Would you copy each line of the records that includes the word "name"?
** Exercise data follows **
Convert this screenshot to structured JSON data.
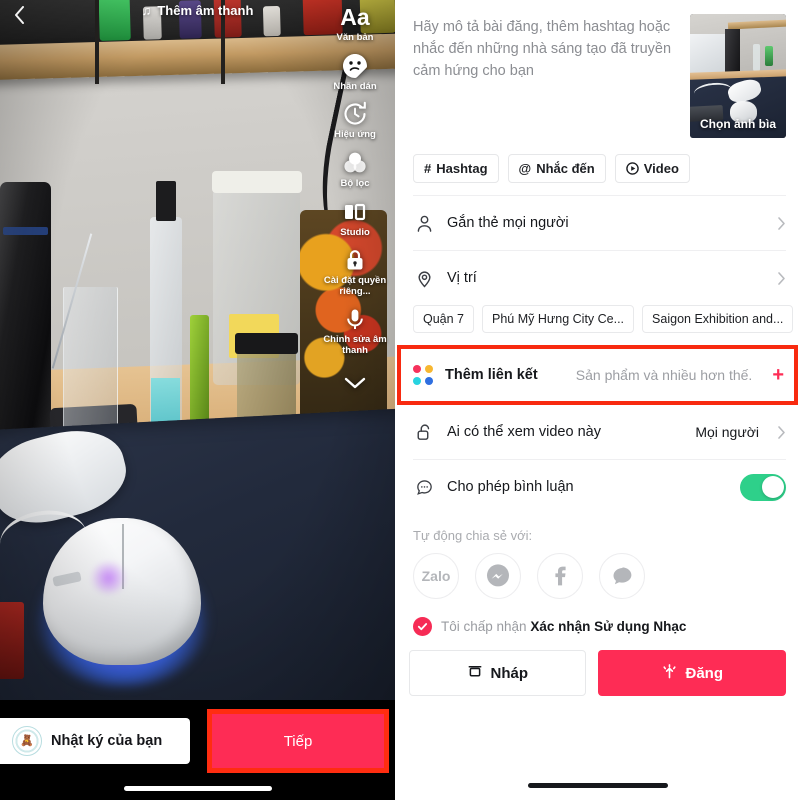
{
  "editor": {
    "sound_button": {
      "label": "Thêm âm thanh",
      "icon": "music-note-icon"
    },
    "back_icon": "back-chevron-icon",
    "tools": [
      {
        "label": "Văn bản",
        "icon": "text-aa-icon",
        "glyph": "Aa"
      },
      {
        "label": "Nhãn dán",
        "icon": "sticker-icon"
      },
      {
        "label": "Hiệu ứng",
        "icon": "effects-icon"
      },
      {
        "label": "Bộ lọc",
        "icon": "filter-icon"
      },
      {
        "label": "Studio",
        "icon": "studio-icon"
      },
      {
        "label": "Cài đặt quyền riêng...",
        "icon": "lock-icon"
      },
      {
        "label": "Chỉnh sửa âm thanh",
        "icon": "microphone-edit-icon"
      }
    ],
    "collapse_icon": "chevron-down-icon",
    "diary_button": {
      "label": "Nhật ký của bạn",
      "avatar_icon": "avatar-icon",
      "avatar_glyph": "🧸"
    },
    "next_button": {
      "label": "Tiếp",
      "highlight_color": "#ff2d10"
    }
  },
  "post": {
    "caption_placeholder": "Hãy mô tả bài đăng, thêm hashtag hoặc nhắc đến những nhà sáng tạo đã truyền cảm hứng cho bạn",
    "cover": {
      "label": "Chọn ảnh bìa"
    },
    "quick_chips": [
      {
        "label": "Hashtag",
        "icon": "hashtag-icon",
        "glyph": "#"
      },
      {
        "label": "Nhắc đến",
        "icon": "mention-icon",
        "glyph": "@"
      },
      {
        "label": "Video",
        "icon": "video-play-icon",
        "glyph": "▶"
      }
    ],
    "tag_people": {
      "label": "Gắn thẻ mọi người",
      "icon": "person-icon",
      "chevron": "chevron-right-icon"
    },
    "location": {
      "label": "Vị trí",
      "icon": "location-pin-icon",
      "chevron": "chevron-right-icon"
    },
    "location_chips": [
      "Quận 7",
      "Phú Mỹ Hưng City Ce...",
      "Saigon Exhibition and..."
    ],
    "add_link": {
      "label": "Thêm liên kết",
      "sub_label": "Sản phẩm và nhiều hơn thế.",
      "plus": "+",
      "icon": "four-dots-icon",
      "highlight_color": "#f82a10",
      "dot_colors": [
        "#f6325c",
        "#f7b731",
        "#27d3e0",
        "#2f6fe0"
      ]
    },
    "privacy": {
      "label": "Ai có thể xem video này",
      "value": "Mọi người",
      "icon": "unlock-icon",
      "chevron": "chevron-right-icon"
    },
    "comments": {
      "label": "Cho phép bình luận",
      "icon": "comment-bubble-icon",
      "enabled": true,
      "toggle_color": "#2ed08a"
    },
    "auto_share": {
      "title": "Tự động chia sẻ với:",
      "targets": [
        {
          "name": "Zalo",
          "icon": "zalo-icon",
          "type": "text"
        },
        {
          "name": "Messenger",
          "icon": "messenger-icon",
          "type": "glyph"
        },
        {
          "name": "Facebook",
          "icon": "facebook-icon",
          "type": "glyph"
        },
        {
          "name": "Chat",
          "icon": "chat-bubble-icon",
          "type": "glyph"
        }
      ]
    },
    "consent": {
      "prefix": "Tôi chấp nhận",
      "link": "Xác nhận Sử dụng Nhạc",
      "checked": true,
      "check_color": "#f62b55"
    },
    "actions": {
      "draft": {
        "label": "Nháp",
        "icon": "draft-box-icon"
      },
      "post": {
        "label": "Đăng",
        "icon": "post-upload-icon",
        "color": "#fe2c55"
      }
    }
  }
}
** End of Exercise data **
> [Output for this task]
          "name": "Zalo",
          "name": "Messenger",
          "name": "Facebook",
          "name": "Chat",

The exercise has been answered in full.